Water Torture Cell
Water Torture Cell was an escape developed by Harry Houdini that followed his Giant Milk Can Escape, which was beginning to have a vast number of imitators. He began to perform it during his fall tour with the Circus Busch in Germany in 1912, calling it simple "The Upside Down".
In this escape, Houdini's feet would be locked in stocks, and he would be lowered upside down into a tank filled with water. The mahogany and metal cell featured a glass front, through which audiences could clearly see Houdini. The stocks would be locked to the top of the cell, and a curtain would conceal his escape. In the earliest version of the Torture Cell, a metal cage was lowered into the cell, and Houdini was enclosed inside that. While making the escape more difficult (the cage prevented Houdini from turning), the cage bars also offered protection should the front glass break.
A committee of volunteers was chosen prior to the show to examine the tank. Houdini would be hauled upward, turned upside down and lowered down into the water. Assistants would locked the top of the tank and push a canopy over it to cover the top. Houdini was visible through the plate glass on the front of the tank until the drapes around it were closed. Assistants stood by with axes; ready to break the glass in case of emergency. After several suspenseful minutes passed, Houdini would escape and emerge through the curtains usually to a show-stopping applause.
The original cell was built in England, where Houdini first performed the escape for an audience of one person as part of a one-act play he called "Houdini Upside Down". This was so he could copyright the effect and have grounds to sue imitators (which he did). While the escape was advertised as "The Chinese Water Torture Cell" or "The Water Torture Cell", Houdini always referred to it as "the Upside Down" or "USD". The first public performance of the USD was at the Circus Busch in Berlin, on September 21, 1912. Houdini continued to perform the escape until his death in 1926. Despite two Hollywood movies depicting Houdini dying in the Torture Cell, the escape had nothing to do with his demise.
In 1975 magician Doug Henning performed a version of the Water Torture Cell during his first live television special on NBC. In his version, a twist ending revealed the magician to be one of the hooded ax-wielding assistants standing beside the cell.
In the Spring of 1980, magician John R. Hall (stage name Keoni - pronounced key-OH-nee) purchased a Chinese Water Torture Cell from Tony Spina of Louis Tannen (a magicians' supply company in New York City) and performed the escape on the television show PM Magazine in October 1980 ... and in other venues throughout 1980 and 1981. The Chinese Water Torture Cell purchased by Keoni was represented by Louis Tannen as a duplicate of the cell constructed for Doug Henning's live television broadcast on NBC. Like Doug Henning's performance, Keoni's escape ended with a twist, when the curtain around the cell was lowered, the cell was empty and Keoni retook the stage by running from the back of the theaters, down the aisles, to the stage.

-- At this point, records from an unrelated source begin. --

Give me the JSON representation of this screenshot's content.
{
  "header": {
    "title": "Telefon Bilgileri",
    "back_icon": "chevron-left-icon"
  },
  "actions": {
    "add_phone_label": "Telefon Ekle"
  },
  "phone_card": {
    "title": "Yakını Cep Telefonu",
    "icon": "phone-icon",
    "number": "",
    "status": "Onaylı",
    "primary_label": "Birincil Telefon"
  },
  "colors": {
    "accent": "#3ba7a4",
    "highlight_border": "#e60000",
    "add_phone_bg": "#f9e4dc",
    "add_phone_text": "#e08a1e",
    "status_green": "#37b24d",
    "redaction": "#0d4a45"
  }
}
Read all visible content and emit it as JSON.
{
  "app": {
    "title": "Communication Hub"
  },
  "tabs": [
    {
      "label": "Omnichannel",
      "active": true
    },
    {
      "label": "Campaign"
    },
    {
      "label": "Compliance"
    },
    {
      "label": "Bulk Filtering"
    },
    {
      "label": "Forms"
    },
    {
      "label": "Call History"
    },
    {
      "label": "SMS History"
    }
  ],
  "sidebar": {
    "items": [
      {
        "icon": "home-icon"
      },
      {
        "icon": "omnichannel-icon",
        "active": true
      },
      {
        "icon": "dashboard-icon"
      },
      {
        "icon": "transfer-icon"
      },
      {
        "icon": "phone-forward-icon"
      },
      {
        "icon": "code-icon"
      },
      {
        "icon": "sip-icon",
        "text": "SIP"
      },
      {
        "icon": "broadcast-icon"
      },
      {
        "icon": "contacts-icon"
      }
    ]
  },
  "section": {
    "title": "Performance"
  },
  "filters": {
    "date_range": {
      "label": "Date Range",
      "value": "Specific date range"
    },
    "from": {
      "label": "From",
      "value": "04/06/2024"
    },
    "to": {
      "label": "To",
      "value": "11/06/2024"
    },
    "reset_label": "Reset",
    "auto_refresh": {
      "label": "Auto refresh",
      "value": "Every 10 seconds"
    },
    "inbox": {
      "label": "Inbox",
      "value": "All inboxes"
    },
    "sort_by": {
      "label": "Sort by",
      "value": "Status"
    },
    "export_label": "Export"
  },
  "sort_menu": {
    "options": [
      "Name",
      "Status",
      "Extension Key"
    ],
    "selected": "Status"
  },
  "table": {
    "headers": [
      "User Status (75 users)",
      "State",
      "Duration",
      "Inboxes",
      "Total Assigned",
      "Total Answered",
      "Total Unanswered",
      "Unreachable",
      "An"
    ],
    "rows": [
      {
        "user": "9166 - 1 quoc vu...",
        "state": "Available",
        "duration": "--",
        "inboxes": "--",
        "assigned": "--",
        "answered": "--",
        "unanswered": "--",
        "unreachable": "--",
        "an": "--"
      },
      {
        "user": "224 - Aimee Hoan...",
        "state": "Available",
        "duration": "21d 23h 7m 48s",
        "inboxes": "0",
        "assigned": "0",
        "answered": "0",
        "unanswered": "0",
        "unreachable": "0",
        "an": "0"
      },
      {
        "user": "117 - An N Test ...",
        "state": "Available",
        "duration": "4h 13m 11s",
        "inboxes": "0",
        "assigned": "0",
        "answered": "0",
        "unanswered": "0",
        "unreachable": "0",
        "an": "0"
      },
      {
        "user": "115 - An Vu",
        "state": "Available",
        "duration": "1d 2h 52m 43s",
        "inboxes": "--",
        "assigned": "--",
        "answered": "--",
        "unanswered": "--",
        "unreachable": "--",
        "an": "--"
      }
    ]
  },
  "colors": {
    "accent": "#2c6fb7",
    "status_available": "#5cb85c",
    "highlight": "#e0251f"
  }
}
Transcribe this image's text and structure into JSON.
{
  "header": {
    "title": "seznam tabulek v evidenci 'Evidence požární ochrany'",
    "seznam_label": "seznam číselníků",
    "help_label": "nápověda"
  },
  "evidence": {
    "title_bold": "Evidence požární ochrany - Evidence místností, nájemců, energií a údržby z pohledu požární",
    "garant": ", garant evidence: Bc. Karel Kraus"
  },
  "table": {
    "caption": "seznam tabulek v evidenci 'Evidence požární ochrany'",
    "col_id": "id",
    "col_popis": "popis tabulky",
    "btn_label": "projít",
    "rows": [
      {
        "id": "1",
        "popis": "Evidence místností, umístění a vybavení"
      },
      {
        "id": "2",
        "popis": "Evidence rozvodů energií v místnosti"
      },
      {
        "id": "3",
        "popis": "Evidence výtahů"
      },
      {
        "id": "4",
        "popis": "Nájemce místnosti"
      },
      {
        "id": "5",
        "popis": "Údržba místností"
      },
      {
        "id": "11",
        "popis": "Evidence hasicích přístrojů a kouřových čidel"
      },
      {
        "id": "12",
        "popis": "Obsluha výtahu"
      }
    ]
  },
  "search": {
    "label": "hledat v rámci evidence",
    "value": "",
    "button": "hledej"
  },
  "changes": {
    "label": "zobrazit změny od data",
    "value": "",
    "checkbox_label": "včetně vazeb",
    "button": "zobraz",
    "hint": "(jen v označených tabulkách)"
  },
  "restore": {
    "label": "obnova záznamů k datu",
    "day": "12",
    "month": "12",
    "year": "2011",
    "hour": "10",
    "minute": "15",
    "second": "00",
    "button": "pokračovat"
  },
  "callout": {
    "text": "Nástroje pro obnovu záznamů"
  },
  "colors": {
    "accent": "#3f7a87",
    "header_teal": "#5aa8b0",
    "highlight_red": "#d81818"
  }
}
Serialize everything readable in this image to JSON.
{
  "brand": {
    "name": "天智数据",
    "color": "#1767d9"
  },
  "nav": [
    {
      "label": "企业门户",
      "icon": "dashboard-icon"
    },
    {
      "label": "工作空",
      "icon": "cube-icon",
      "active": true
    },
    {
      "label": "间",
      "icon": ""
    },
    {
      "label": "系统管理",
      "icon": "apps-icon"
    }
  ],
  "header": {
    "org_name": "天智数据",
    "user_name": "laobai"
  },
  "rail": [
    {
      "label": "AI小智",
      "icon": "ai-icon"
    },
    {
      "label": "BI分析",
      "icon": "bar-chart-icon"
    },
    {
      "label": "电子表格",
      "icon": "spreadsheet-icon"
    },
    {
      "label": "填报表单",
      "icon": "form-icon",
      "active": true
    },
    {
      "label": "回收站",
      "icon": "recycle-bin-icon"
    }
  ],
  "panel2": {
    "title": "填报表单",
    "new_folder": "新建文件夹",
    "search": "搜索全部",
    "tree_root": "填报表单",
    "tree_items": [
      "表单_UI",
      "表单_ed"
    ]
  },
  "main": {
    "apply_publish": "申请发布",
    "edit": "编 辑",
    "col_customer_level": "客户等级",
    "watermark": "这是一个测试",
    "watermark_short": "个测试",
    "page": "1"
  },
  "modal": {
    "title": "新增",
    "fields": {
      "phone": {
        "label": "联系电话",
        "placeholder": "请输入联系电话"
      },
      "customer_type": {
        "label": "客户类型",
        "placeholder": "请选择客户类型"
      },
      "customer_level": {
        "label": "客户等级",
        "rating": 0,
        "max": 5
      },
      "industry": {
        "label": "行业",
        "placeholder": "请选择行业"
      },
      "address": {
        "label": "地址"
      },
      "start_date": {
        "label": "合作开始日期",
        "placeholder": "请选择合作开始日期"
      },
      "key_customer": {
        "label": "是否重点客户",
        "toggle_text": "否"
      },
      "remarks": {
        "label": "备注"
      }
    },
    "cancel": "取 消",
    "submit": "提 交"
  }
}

Escape artist Steve Baker performed the Water Torture Cell for many years, including a performance on Dick Clark's LIVE Wednesday.
Escape artist Kristen Johnson performs a water cell escape that was inspired by Houdini's escape. Johnson's stunt is significantly different in that she remains in full view of the audience throughout the escape. She has performed this stunt well over 550 times to date and is known in the industry as doing a legitimate three minute plus breath hold in the water torture cell. Johnson has performed her version at NBA half time shows and has been seen on ESPN's SportsCenter.
Different versions of the device have been featured in Houdini biography fims, such as "Houdini" (Paramount, 1953), "The Great Houdinis" (1976) and the Turner TV-movie, "Houdini."
A simple, 'headfirst dive' version was depicted in the film, "The Escape Artist."
A similar, but simpler, immersion escape is featured in the 2006 movie The Prestige.